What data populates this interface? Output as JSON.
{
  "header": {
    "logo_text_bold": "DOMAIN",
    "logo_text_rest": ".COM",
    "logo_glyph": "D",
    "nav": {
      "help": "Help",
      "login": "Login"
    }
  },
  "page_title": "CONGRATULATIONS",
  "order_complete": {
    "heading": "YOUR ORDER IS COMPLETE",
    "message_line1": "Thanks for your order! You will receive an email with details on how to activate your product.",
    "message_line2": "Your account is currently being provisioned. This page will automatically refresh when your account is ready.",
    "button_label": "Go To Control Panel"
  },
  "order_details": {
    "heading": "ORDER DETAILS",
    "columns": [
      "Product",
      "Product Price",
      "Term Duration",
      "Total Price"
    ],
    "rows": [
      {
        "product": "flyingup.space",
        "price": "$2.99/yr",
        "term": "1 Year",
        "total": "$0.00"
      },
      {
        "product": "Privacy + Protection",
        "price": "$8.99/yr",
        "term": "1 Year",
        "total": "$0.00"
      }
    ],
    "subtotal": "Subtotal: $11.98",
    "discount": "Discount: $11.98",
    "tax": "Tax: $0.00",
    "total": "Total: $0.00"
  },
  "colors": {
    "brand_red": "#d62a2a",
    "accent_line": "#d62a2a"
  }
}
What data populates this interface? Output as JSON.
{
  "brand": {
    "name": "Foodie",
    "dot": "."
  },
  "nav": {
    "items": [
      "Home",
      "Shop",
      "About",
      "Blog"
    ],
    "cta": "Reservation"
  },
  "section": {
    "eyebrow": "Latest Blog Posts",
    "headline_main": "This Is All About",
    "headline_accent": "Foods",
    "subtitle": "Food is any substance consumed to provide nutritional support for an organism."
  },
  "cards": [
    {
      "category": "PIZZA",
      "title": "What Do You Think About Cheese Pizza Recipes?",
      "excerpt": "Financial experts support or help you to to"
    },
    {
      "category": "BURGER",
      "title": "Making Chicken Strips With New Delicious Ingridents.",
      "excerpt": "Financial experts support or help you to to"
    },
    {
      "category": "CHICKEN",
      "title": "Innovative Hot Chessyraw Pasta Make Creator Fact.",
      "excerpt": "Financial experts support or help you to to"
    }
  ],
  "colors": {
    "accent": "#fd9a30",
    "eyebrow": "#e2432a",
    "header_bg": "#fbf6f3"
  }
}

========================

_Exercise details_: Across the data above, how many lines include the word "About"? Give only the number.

_Output of the task_: 3